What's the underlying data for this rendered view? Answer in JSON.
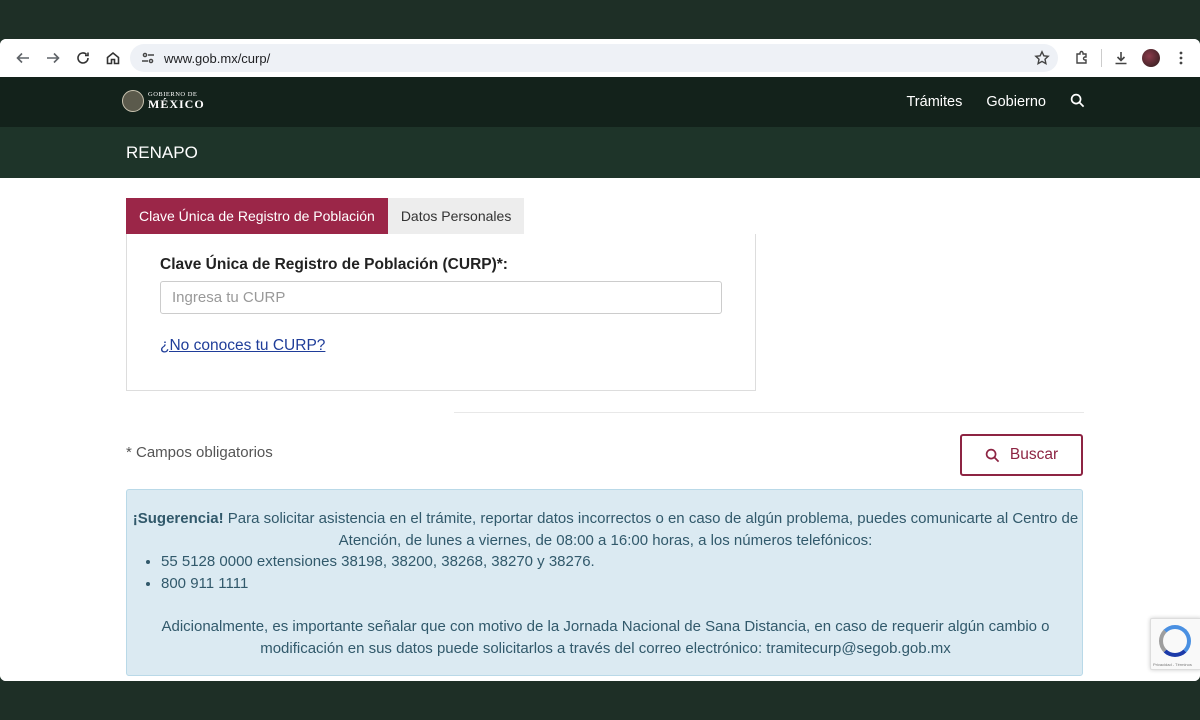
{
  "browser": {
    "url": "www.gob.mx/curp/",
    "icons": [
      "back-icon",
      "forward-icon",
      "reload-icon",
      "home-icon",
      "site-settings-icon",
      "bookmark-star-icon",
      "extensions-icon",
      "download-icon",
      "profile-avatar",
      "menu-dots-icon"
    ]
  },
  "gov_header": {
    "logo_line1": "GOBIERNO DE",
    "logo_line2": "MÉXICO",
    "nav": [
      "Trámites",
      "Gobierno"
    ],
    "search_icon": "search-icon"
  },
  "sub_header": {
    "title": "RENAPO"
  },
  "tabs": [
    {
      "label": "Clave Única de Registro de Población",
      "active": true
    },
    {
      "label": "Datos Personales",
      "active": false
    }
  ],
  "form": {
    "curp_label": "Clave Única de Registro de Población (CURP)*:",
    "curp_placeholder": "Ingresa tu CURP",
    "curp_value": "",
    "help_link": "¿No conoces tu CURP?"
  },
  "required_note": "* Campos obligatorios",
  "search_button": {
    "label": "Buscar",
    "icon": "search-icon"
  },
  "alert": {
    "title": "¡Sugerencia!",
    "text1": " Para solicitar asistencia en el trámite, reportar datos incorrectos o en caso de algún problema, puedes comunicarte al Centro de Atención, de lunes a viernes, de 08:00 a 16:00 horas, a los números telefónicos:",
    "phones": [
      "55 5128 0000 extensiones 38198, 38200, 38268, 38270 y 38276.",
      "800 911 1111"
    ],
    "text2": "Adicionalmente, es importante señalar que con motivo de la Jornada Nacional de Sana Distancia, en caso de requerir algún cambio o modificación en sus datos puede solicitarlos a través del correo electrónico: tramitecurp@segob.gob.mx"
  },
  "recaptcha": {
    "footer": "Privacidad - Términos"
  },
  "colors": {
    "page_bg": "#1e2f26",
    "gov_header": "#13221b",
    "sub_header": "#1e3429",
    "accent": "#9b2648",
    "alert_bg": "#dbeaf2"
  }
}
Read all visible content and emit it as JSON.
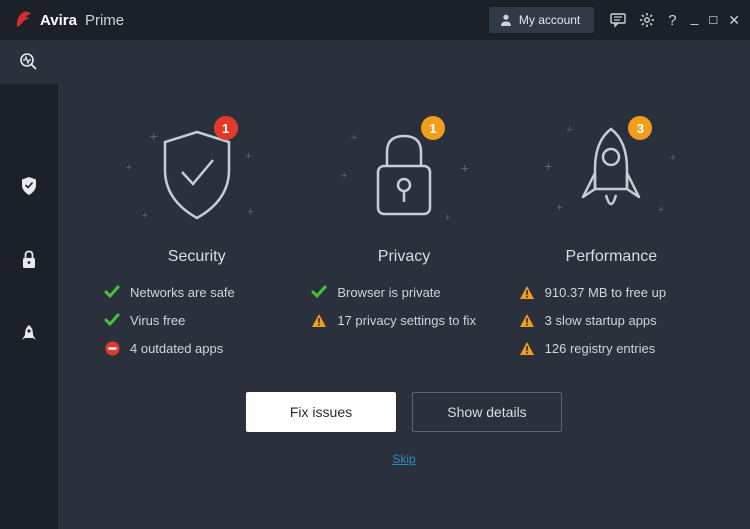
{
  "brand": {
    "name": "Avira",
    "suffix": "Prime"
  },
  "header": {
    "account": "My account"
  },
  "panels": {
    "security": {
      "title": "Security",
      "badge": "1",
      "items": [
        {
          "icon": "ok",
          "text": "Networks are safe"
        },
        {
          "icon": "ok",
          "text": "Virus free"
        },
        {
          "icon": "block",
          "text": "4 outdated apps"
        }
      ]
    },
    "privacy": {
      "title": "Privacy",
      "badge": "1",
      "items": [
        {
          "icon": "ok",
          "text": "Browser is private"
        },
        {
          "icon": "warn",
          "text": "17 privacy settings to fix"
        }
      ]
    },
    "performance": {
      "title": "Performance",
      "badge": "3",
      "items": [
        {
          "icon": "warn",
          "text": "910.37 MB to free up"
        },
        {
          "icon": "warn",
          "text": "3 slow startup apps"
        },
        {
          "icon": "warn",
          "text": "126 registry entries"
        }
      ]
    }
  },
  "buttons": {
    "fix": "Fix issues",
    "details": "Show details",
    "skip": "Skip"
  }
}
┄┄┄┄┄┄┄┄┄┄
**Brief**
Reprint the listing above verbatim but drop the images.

**Final answer**
What's the underlying data for this rendered view? Answer in JSON.
{
  "browser": {
    "url": "www.gob.mx/curp/",
    "icons": [
      "back-icon",
      "forward-icon",
      "reload-icon",
      "home-icon",
      "site-settings-icon",
      "bookmark-star-icon",
      "extensions-icon",
      "download-icon",
      "profile-avatar",
      "menu-dots-icon"
    ]
  },
  "gov_header": {
    "logo_line1": "GOBIERNO DE",
    "logo_line2": "MÉXICO",
    "nav": [
      "Trámites",
      "Gobierno"
    ],
    "search_icon": "search-icon"
  },
  "sub_header": {
    "title": "RENAPO"
  },
  "tabs": [
    {
      "label": "Clave Única de Registro de Población",
      "active": true
    },
    {
      "label": "Datos Personales",
      "active": false
    }
  ],
  "form": {
    "curp_label": "Clave Única de Registro de Población (CURP)*:",
    "curp_placeholder": "Ingresa tu CURP",
    "curp_value": "",
    "help_link": "¿No conoces tu CURP?"
  },
  "required_note": "* Campos obligatorios",
  "search_button": {
    "label": "Buscar",
    "icon": "search-icon"
  },
  "alert": {
    "title": "¡Sugerencia!",
    "text1": " Para solicitar asistencia en el trámite, reportar datos incorrectos o en caso de algún problema, puedes comunicarte al Centro de Atención, de lunes a viernes, de 08:00 a 16:00 horas, a los números telefónicos:",
    "phones": [
      "55 5128 0000 extensiones 38198, 38200, 38268, 38270 y 38276.",
      "800 911 1111"
    ],
    "text2": "Adicionalmente, es importante señalar que con motivo de la Jornada Nacional de Sana Distancia, en caso de requerir algún cambio o modificación en sus datos puede solicitarlos a través del correo electrónico: tramitecurp@segob.gob.mx"
  },
  "recaptcha": {
    "footer": "Privacidad - Términos"
  },
  "colors": {
    "page_bg": "#1e2f26",
    "gov_header": "#13221b",
    "sub_header": "#1e3429",
    "accent": "#9b2648",
    "alert_bg": "#dbeaf2"
  }
}
Read all visible content and emit it as JSON.
{
  "brand": {
    "name": "Avira",
    "suffix": "Prime"
  },
  "header": {
    "account": "My account"
  },
  "panels": {
    "security": {
      "title": "Security",
      "badge": "1",
      "items": [
        {
          "icon": "ok",
          "text": "Networks are safe"
        },
        {
          "icon": "ok",
          "text": "Virus free"
        },
        {
          "icon": "block",
          "text": "4 outdated apps"
        }
      ]
    },
    "privacy": {
      "title": "Privacy",
      "badge": "1",
      "items": [
        {
          "icon": "ok",
          "text": "Browser is private"
        },
        {
          "icon": "warn",
          "text": "17 privacy settings to fix"
        }
      ]
    },
    "performance": {
      "title": "Performance",
      "badge": "3",
      "items": [
        {
          "icon": "warn",
          "text": "910.37 MB to free up"
        },
        {
          "icon": "warn",
          "text": "3 slow startup apps"
        },
        {
          "icon": "warn",
          "text": "126 registry entries"
        }
      ]
    }
  },
  "buttons": {
    "fix": "Fix issues",
    "details": "Show details",
    "skip": "Skip"
  }
}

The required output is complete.